§ **Activity**
Starting from the first line below, count every line holding the word "time", then state the total alone.

Dataset rows describing interfaces
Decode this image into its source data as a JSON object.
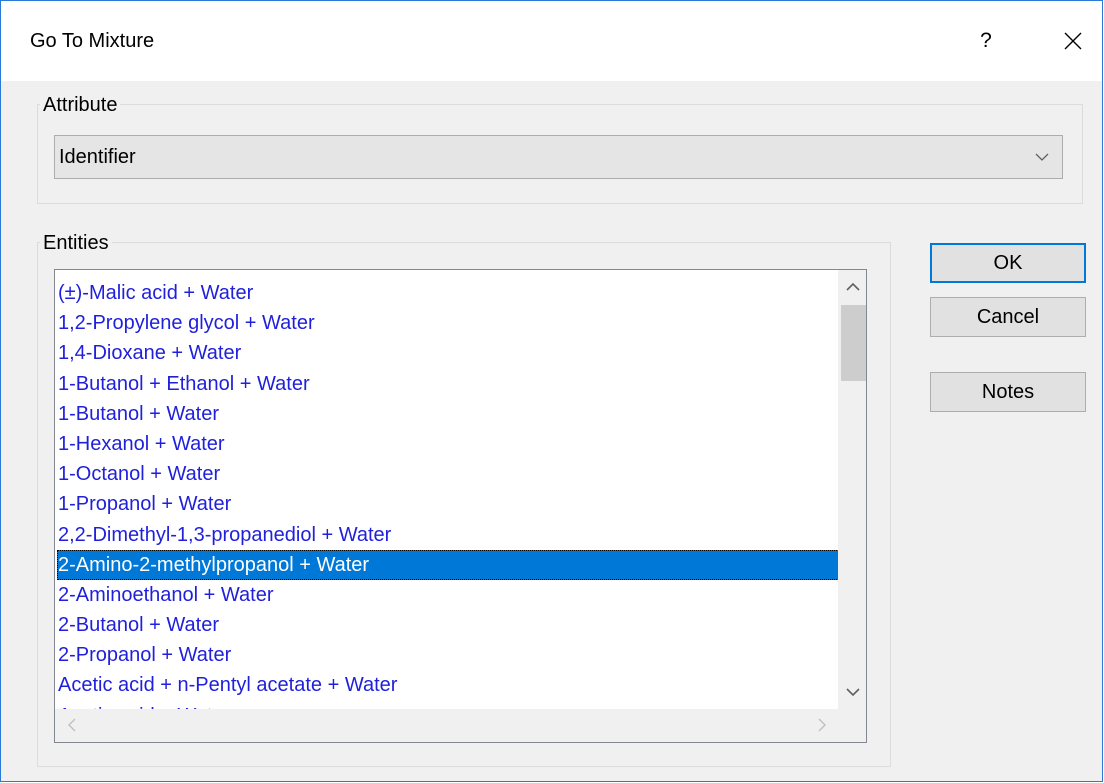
{
  "dialog": {
    "title": "Go To Mixture",
    "help_label": "?"
  },
  "attribute": {
    "group_label": "Attribute",
    "selected": "Identifier"
  },
  "entities": {
    "group_label": "Entities",
    "items": [
      "(±)-Malic acid + Water",
      "1,2-Propylene glycol + Water",
      "1,4-Dioxane + Water",
      "1-Butanol + Ethanol + Water",
      "1-Butanol + Water",
      "1-Hexanol + Water",
      "1-Octanol + Water",
      "1-Propanol + Water",
      "2,2-Dimethyl-1,3-propanediol + Water",
      "2-Amino-2-methylpropanol + Water",
      "2-Aminoethanol + Water",
      "2-Butanol + Water",
      "2-Propanol + Water",
      "Acetic acid + n-Pentyl acetate + Water",
      "Acetic acid + Water"
    ],
    "selected_index": 9
  },
  "buttons": {
    "ok": "OK",
    "cancel": "Cancel",
    "notes": "Notes"
  },
  "icons": {
    "close": "close-icon",
    "dropdown": "chevron-down-icon",
    "scroll_up": "scroll-up-arrow-icon",
    "scroll_down": "scroll-down-arrow-icon",
    "scroll_left": "scroll-left-arrow-icon",
    "scroll_right": "scroll-right-arrow-icon"
  },
  "colors": {
    "accent": "#0078d7",
    "list_text": "#1f1fdc",
    "window_border": "#2b79d7"
  }
}
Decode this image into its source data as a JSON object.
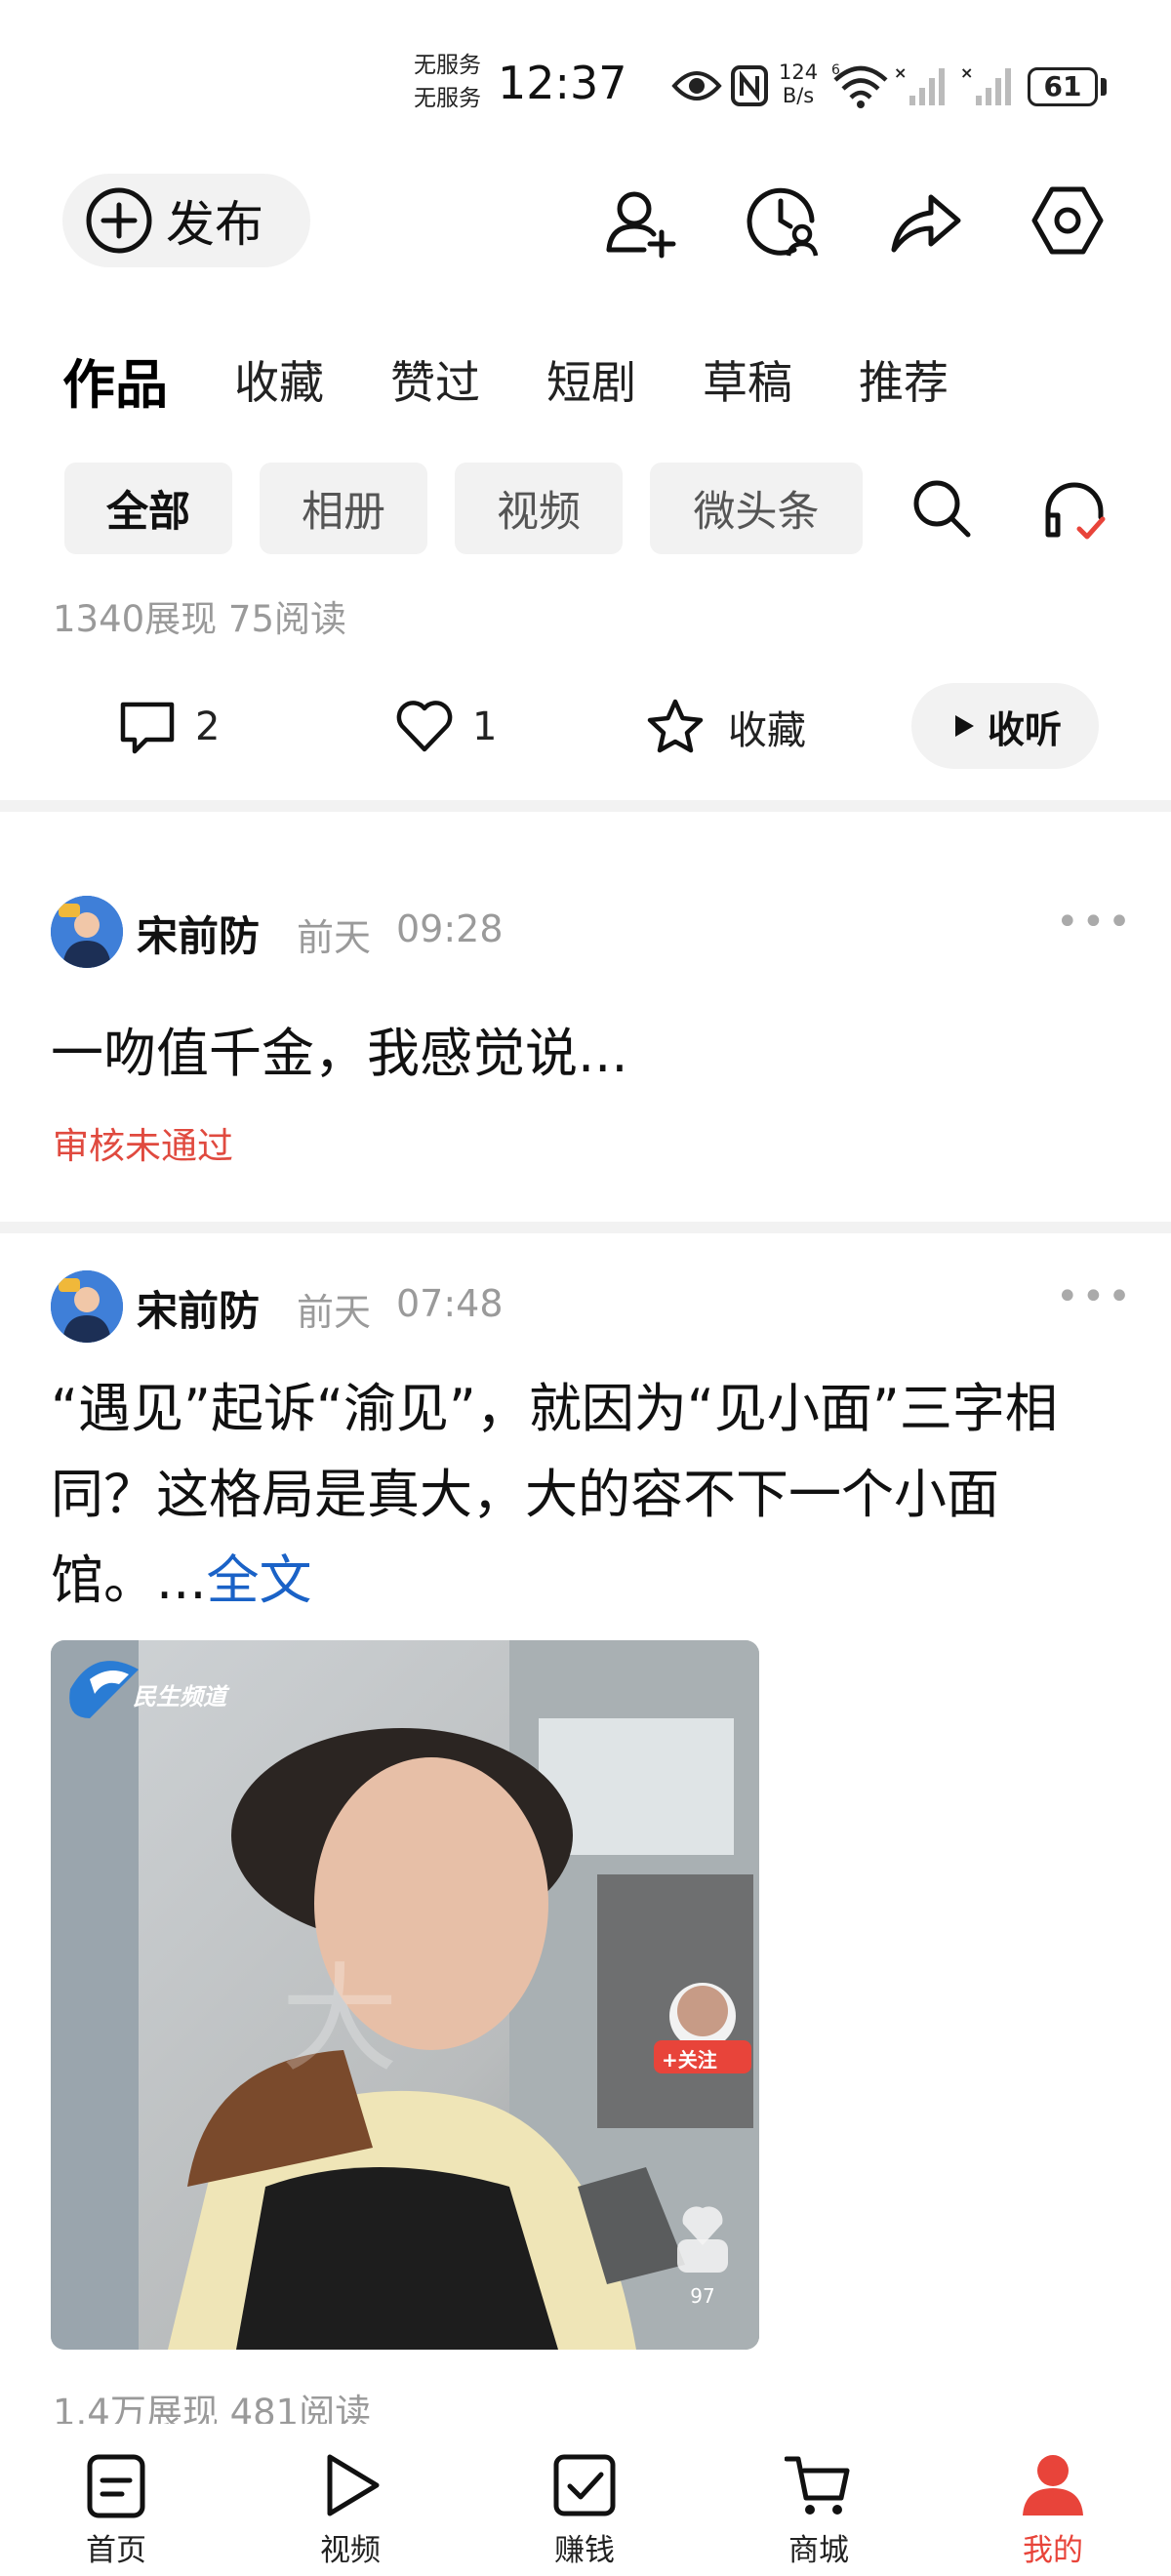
{
  "status_bar": {
    "carrier_line1": "无服务",
    "carrier_line2": "无服务",
    "time": "12:37",
    "net_speed_value": "124",
    "net_speed_unit": "B/s",
    "battery": "61",
    "icons": [
      "eye-icon",
      "nfc-icon",
      "wifi-icon",
      "signal-icon",
      "signal-icon",
      "battery-icon"
    ]
  },
  "toolbar": {
    "publish_label": "发布",
    "icons": [
      "add-friend-icon",
      "history-icon",
      "share-icon",
      "settings-icon"
    ]
  },
  "tabs": [
    {
      "label": "作品",
      "active": true
    },
    {
      "label": "收藏",
      "active": false
    },
    {
      "label": "赞过",
      "active": false
    },
    {
      "label": "短剧",
      "active": false
    },
    {
      "label": "草稿",
      "active": false
    },
    {
      "label": "推荐",
      "active": false
    }
  ],
  "filters": [
    {
      "label": "全部",
      "active": true
    },
    {
      "label": "相册",
      "active": false
    },
    {
      "label": "视频",
      "active": false
    },
    {
      "label": "微头条",
      "active": false
    }
  ],
  "prev_post": {
    "stats": "1340展现   75阅读",
    "comments": "2",
    "likes": "1",
    "collect_label": "收藏",
    "listen_label": "收听"
  },
  "posts": [
    {
      "author": "宋前防",
      "date_label": "前天",
      "time": "09:28",
      "text": "一吻值千金，我感觉说...",
      "status": "审核未通过"
    },
    {
      "author": "宋前防",
      "date_label": "前天",
      "time": "07:48",
      "text_line1": "“遇见”起诉“渝见”，就因为“见小面”三字相",
      "text_line2": "同？这格局是真大，大的容不下一个小面",
      "text_line3": "馆。...",
      "read_more": "全文",
      "thumb_channel": "民生频道",
      "thumb_follow": "+关注",
      "thumb_comments": "97",
      "stats": "1.4万展现   481阅读"
    }
  ],
  "bottom_nav": [
    {
      "label": "首页",
      "icon": "home-icon",
      "active": false
    },
    {
      "label": "视频",
      "icon": "video-icon",
      "active": false
    },
    {
      "label": "赚钱",
      "icon": "task-icon",
      "active": false
    },
    {
      "label": "商城",
      "icon": "cart-icon",
      "active": false
    },
    {
      "label": "我的",
      "icon": "profile-icon",
      "active": true
    }
  ],
  "colors": {
    "accent_red": "#e8443a",
    "reject_red": "#e04a3f",
    "link_blue": "#1a62c7",
    "chip_bg": "#f2f2f2",
    "muted_text": "#9a9a9a"
  }
}
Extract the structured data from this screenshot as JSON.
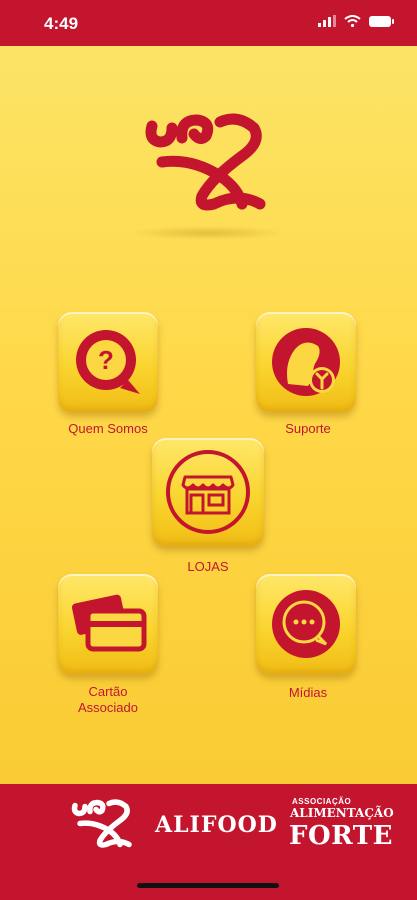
{
  "status": {
    "time": "4:49"
  },
  "menu": {
    "quem_somos": "Quem Somos",
    "suporte": "Suporte",
    "lojas": "LOJAS",
    "cartao_line1": "Cartão",
    "cartao_line2": "Associado",
    "midias": "Mídias"
  },
  "footer": {
    "brand": "ALIFOOD",
    "assoc_line1": "ASSOCIAÇÃO",
    "assoc_line2": "ALIMENTAÇÃO",
    "assoc_line3": "FORTE"
  },
  "colors": {
    "primary": "#c4152f",
    "accent": "#fbd742"
  }
}
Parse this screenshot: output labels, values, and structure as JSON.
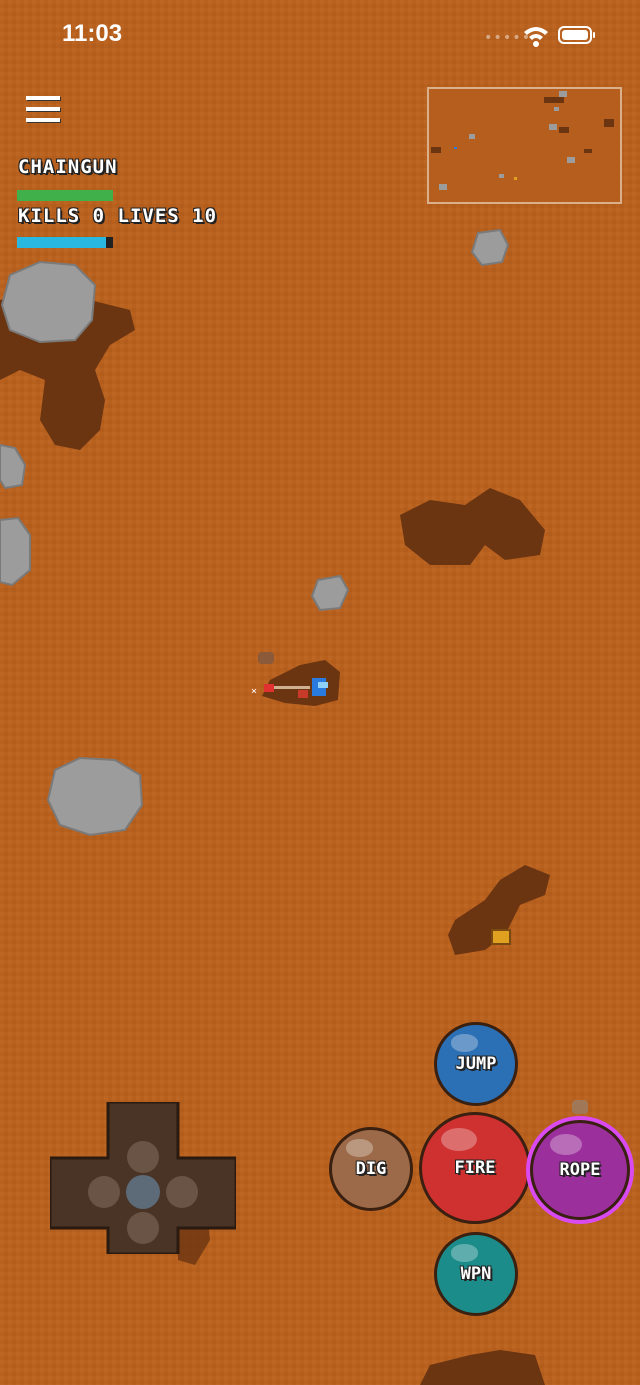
{
  "status_bar": {
    "time": "11:03",
    "signal": "•••••"
  },
  "hud": {
    "weapon_name": "CHAINGUN",
    "kills_lives": "KILLS 0 LIVES 10",
    "weapon_bar_fraction": 1.0,
    "health_bar_fraction": 0.93
  },
  "controls": {
    "jump": "JUMP",
    "dig": "DIG",
    "fire": "FIRE",
    "rope": "ROPE",
    "weapon": "WPN"
  },
  "colors": {
    "ground": "#b8611f",
    "tunnel": "#6b3512",
    "rock": "#9a9a9a",
    "weapon_bar": "#3fb04a",
    "health_bar": "#28b8e0",
    "jump_button": "#2b6fb4",
    "dig_button": "#9c6a48",
    "fire_button": "#cf3030",
    "rope_button": "#9b2f9b",
    "rope_ring": "#d94bf0",
    "wpn_button": "#1b8c8a"
  },
  "icons": [
    "hamburger-menu-icon",
    "wifi-icon",
    "battery-icon",
    "dpad-icon"
  ]
}
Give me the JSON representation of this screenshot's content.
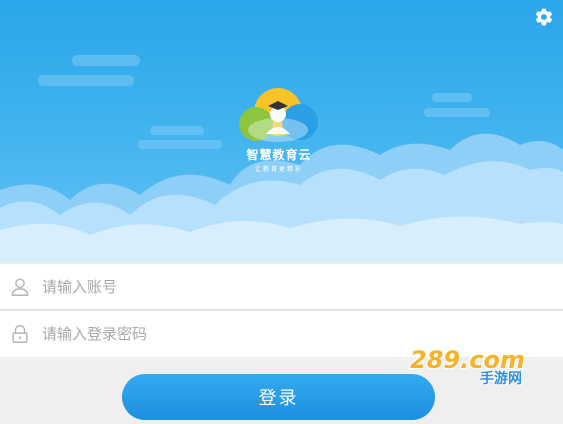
{
  "header": {
    "logo": {
      "title": "智慧教育云",
      "slogan": "让教育更精彩",
      "icon": "graduate-cloud-logo"
    },
    "settings_icon": "gear-icon"
  },
  "form": {
    "account": {
      "placeholder": "请输入账号",
      "value": "",
      "icon": "user-icon"
    },
    "password": {
      "placeholder": "请输入登录密码",
      "value": "",
      "icon": "lock-icon"
    },
    "login_label": "登录"
  },
  "watermark": {
    "site": "289.com",
    "text": "手游网"
  },
  "colors": {
    "header_top": "#2aa6ea",
    "header_bottom": "#63c3f4",
    "button": "#2a9fec",
    "watermark_orange": "#f7b22c",
    "watermark_blue": "#2e8fe6"
  }
}
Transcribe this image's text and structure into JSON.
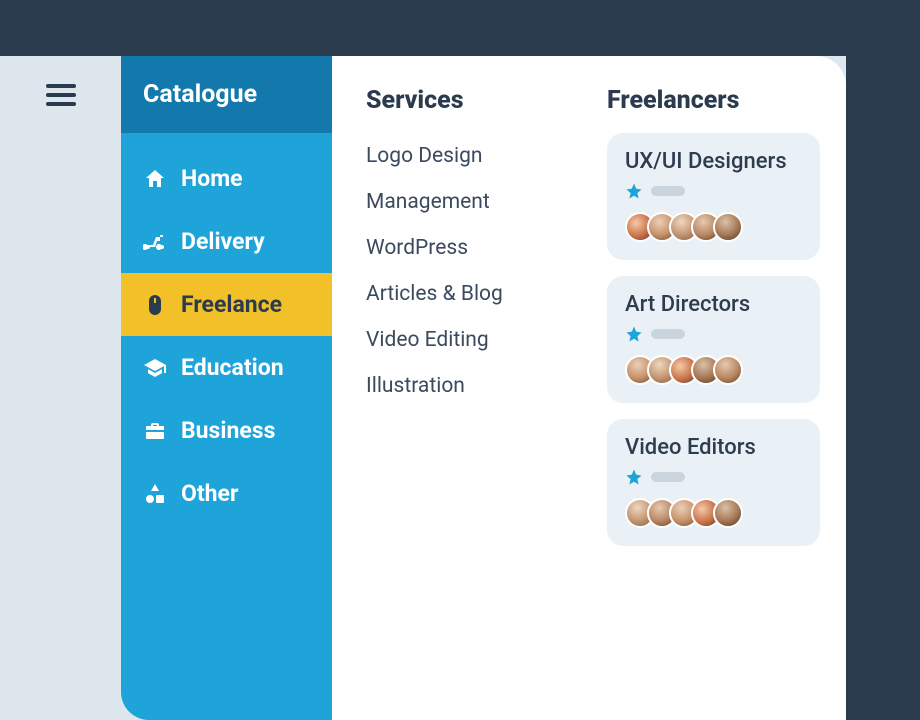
{
  "sidebar": {
    "title": "Catalogue",
    "items": [
      {
        "label": "Home",
        "icon": "home-icon",
        "active": false
      },
      {
        "label": "Delivery",
        "icon": "scooter-icon",
        "active": false
      },
      {
        "label": "Freelance",
        "icon": "mouse-icon",
        "active": true
      },
      {
        "label": "Education",
        "icon": "graduation-icon",
        "active": false
      },
      {
        "label": "Business",
        "icon": "briefcase-icon",
        "active": false
      },
      {
        "label": "Other",
        "icon": "shapes-icon",
        "active": false
      }
    ]
  },
  "content": {
    "services_heading": "Services",
    "services": [
      "Logo Design",
      "Management",
      "WordPress",
      "Articles & Blog",
      "Video Editing",
      "Illustration"
    ],
    "freelancers_heading": "Freelancers",
    "cards": [
      {
        "title": "UX/UI Designers",
        "avatar_count": 5
      },
      {
        "title": "Art Directors",
        "avatar_count": 5
      },
      {
        "title": "Video Editors",
        "avatar_count": 5
      }
    ]
  },
  "colors": {
    "accent_blue": "#1ea4d9",
    "dark_blue": "#1378ac",
    "highlight_yellow": "#f2c029",
    "text_dark": "#2b3b4e"
  }
}
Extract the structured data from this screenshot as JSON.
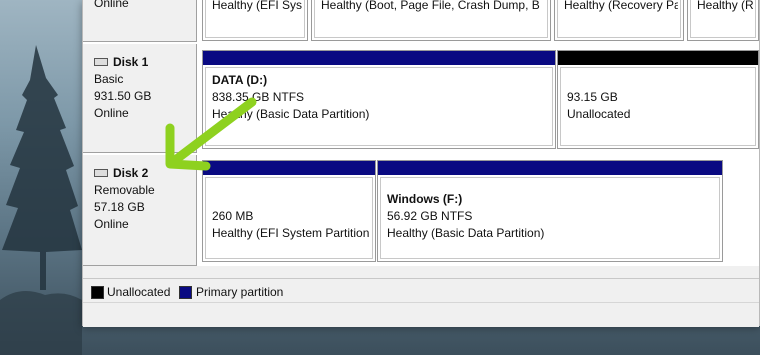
{
  "disks": [
    {
      "status": "Online",
      "partitions": [
        {
          "l1": "Healthy (EFI Syst"
        },
        {
          "l1": "Healthy (Boot, Page File, Crash Dump, B"
        },
        {
          "l1": "Healthy (Recovery Pa"
        },
        {
          "l1": "Healthy (Re"
        }
      ]
    },
    {
      "name": "Disk 1",
      "type": "Basic",
      "size": "931.50 GB",
      "status": "Online",
      "partitions": [
        {
          "name": "DATA  (D:)",
          "l2": "838.35 GB NTFS",
          "l3": "Healthy (Basic Data Partition)"
        },
        {
          "l2": "93.15 GB",
          "l3": "Unallocated"
        }
      ]
    },
    {
      "name": "Disk 2",
      "type": "Removable",
      "size": "57.18 GB",
      "status": "Online",
      "partitions": [
        {
          "l2": "260 MB",
          "l3": "Healthy (EFI System Partition"
        },
        {
          "name": "Windows  (F:)",
          "l2": "56.92 GB NTFS",
          "l3": "Healthy (Basic Data Partition)"
        }
      ]
    }
  ],
  "legend": {
    "unallocated": "Unallocated",
    "primary": "Primary partition"
  },
  "colors": {
    "primary": "#0a0a82",
    "unallocated": "#000000",
    "arrow": "#8ed11f"
  },
  "annotation": "green-arrow-icon"
}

§ **Written response**
5